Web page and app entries

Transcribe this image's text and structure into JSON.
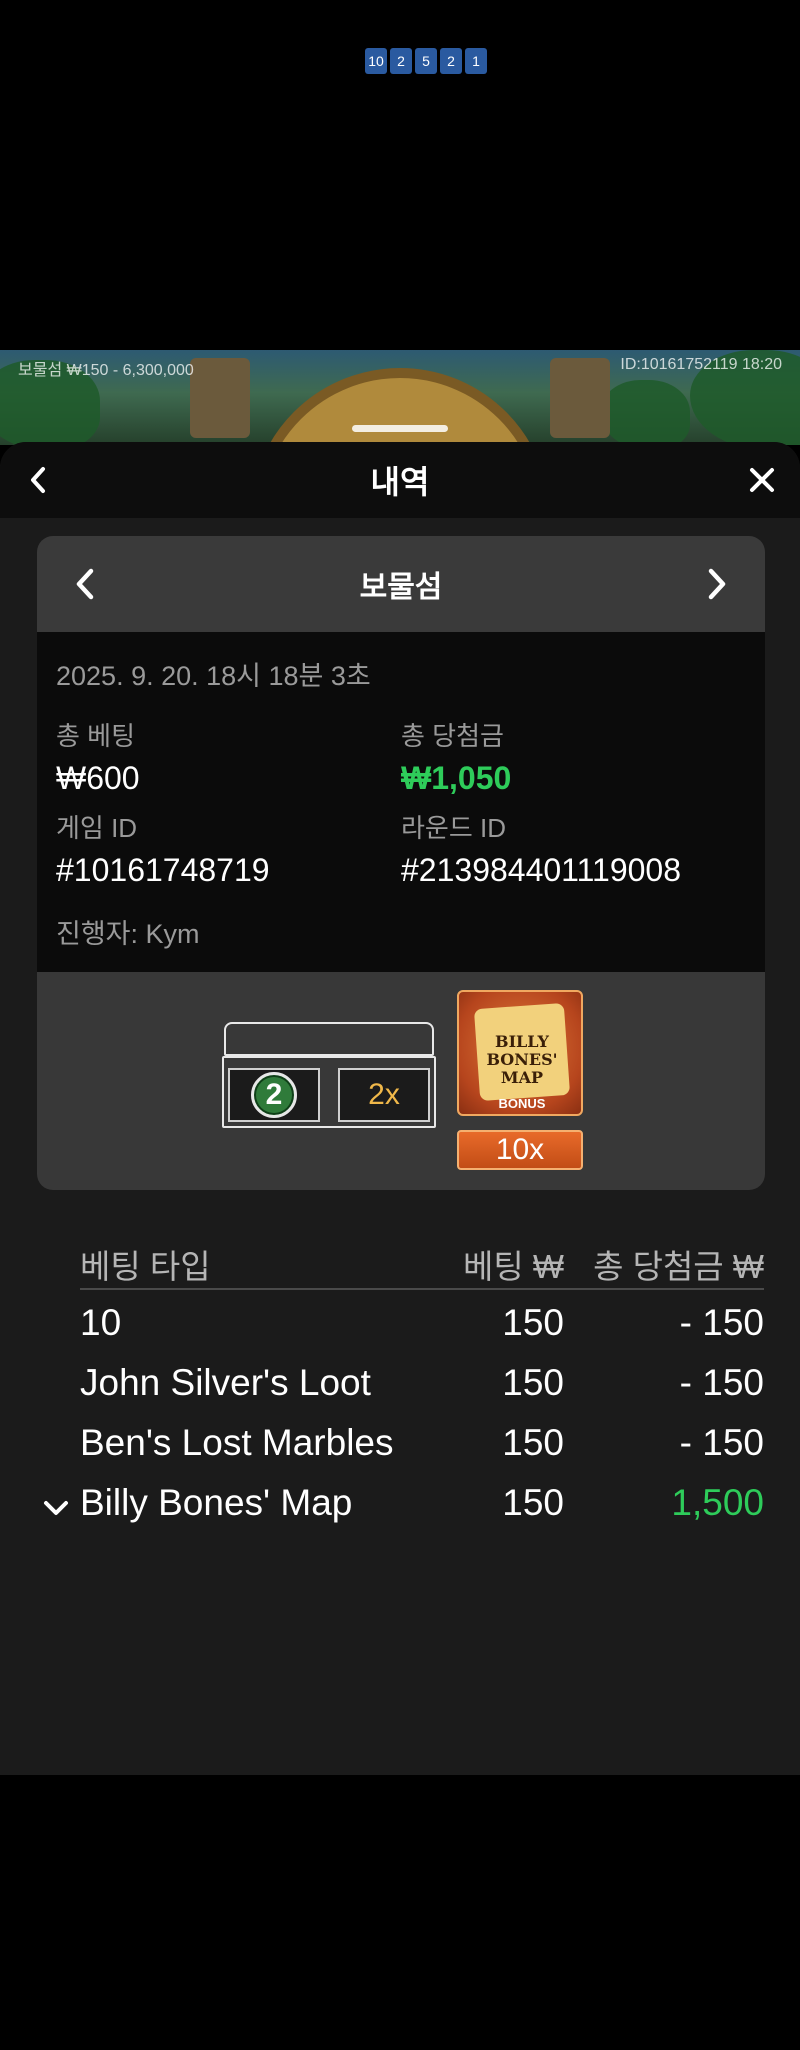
{
  "game_strip": {
    "limits_text": "보물섬 ₩150 - 6,300,000",
    "round_info": "ID:10161752119 18:20",
    "wheel_numbers": [
      "10",
      "2",
      "5",
      "2",
      "1"
    ]
  },
  "header": {
    "title": "내역"
  },
  "card": {
    "game_name": "보물섬",
    "datetime": "2025. 9. 20. 18시 18분 3초",
    "total_bet_label": "총 베팅",
    "total_bet_value": "₩600",
    "total_win_label": "총 당첨금",
    "total_win_value": "₩1,050",
    "game_id_label": "게임 ID",
    "game_id_value": "#10161748719",
    "round_id_label": "라운드 ID",
    "round_id_value": "#213984401119008",
    "dealer": "진행자: Kym",
    "result": {
      "chest_number": "2",
      "chest_multiplier": "2x",
      "bonus_title_line1": "BILLY",
      "bonus_title_line2": "BONES'",
      "bonus_title_line3": "MAP",
      "bonus_label": "BONUS",
      "bonus_multiplier": "10x"
    }
  },
  "bets": {
    "columns": {
      "type": "베팅 타입",
      "bet": "베팅 ₩",
      "win": "총 당첨금 ₩"
    },
    "rows": [
      {
        "type": "10",
        "bet": "150",
        "win": "- 150",
        "expandable": false
      },
      {
        "type": "John Silver's Loot",
        "bet": "150",
        "win": "- 150",
        "expandable": false
      },
      {
        "type": "Ben's Lost Marbles",
        "bet": "150",
        "win": "- 150",
        "expandable": false
      },
      {
        "type": "Billy Bones' Map",
        "bet": "150",
        "win": "1,500",
        "expandable": true
      }
    ]
  },
  "colors": {
    "win_green": "#2ecc5a",
    "sheet_bg": "#1b1b1b",
    "card_header_bg": "#3a3a3a"
  }
}
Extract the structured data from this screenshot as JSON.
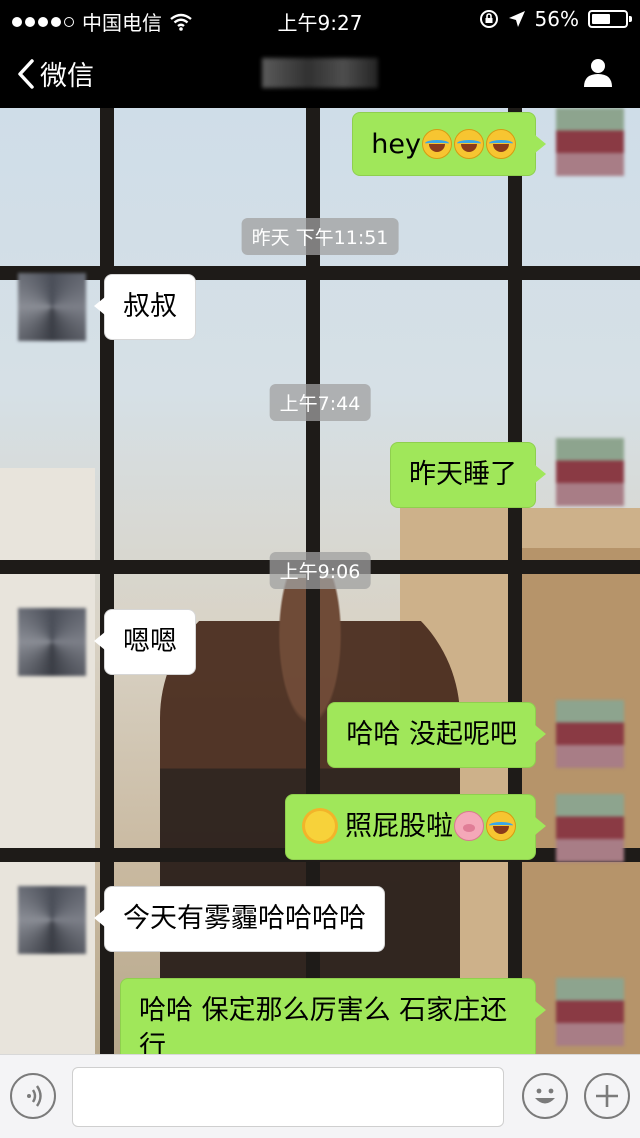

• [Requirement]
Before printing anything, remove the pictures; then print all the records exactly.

• [Expected answer]
Transcribe this image's text and structure into JSON.
{
  "game_strip": {
    "limits_text": "보물섬 ₩150 - 6,300,000",
    "round_info": "ID:10161752119 18:20",
    "wheel_numbers": [
      "10",
      "2",
      "5",
      "2",
      "1"
    ]
  },
  "header": {
    "title": "내역"
  },
  "card": {
    "game_name": "보물섬",
    "datetime": "2025. 9. 20. 18시 18분 3초",
    "total_bet_label": "총 베팅",
    "total_bet_value": "₩600",
    "total_win_label": "총 당첨금",
    "total_win_value": "₩1,050",
    "game_id_label": "게임 ID",
    "game_id_value": "#10161748719",
    "round_id_label": "라운드 ID",
    "round_id_value": "#213984401119008",
    "dealer": "진행자: Kym",
    "result": {
      "chest_number": "2",
      "chest_multiplier": "2x",
      "bonus_title_line1": "BILLY",
      "bonus_title_line2": "BONES'",
      "bonus_title_line3": "MAP",
      "bonus_label": "BONUS",
      "bonus_multiplier": "10x"
    }
  },
  "bets": {
    "columns": {
      "type": "베팅 타입",
      "bet": "베팅 ₩",
      "win": "총 당첨금 ₩"
    },
    "rows": [
      {
        "type": "10",
        "bet": "150",
        "win": "- 150",
        "expandable": false
      },
      {
        "type": "John Silver's Loot",
        "bet": "150",
        "win": "- 150",
        "expandable": false
      },
      {
        "type": "Ben's Lost Marbles",
        "bet": "150",
        "win": "- 150",
        "expandable": false
      },
      {
        "type": "Billy Bones' Map",
        "bet": "150",
        "win": "1,500",
        "expandable": true
      }
    ]
  },
  "colors": {
    "win_green": "#2ecc5a",
    "sheet_bg": "#1b1b1b",
    "card_header_bg": "#3a3a3a"
  }
}
Extract the structured data from this screenshot as JSON.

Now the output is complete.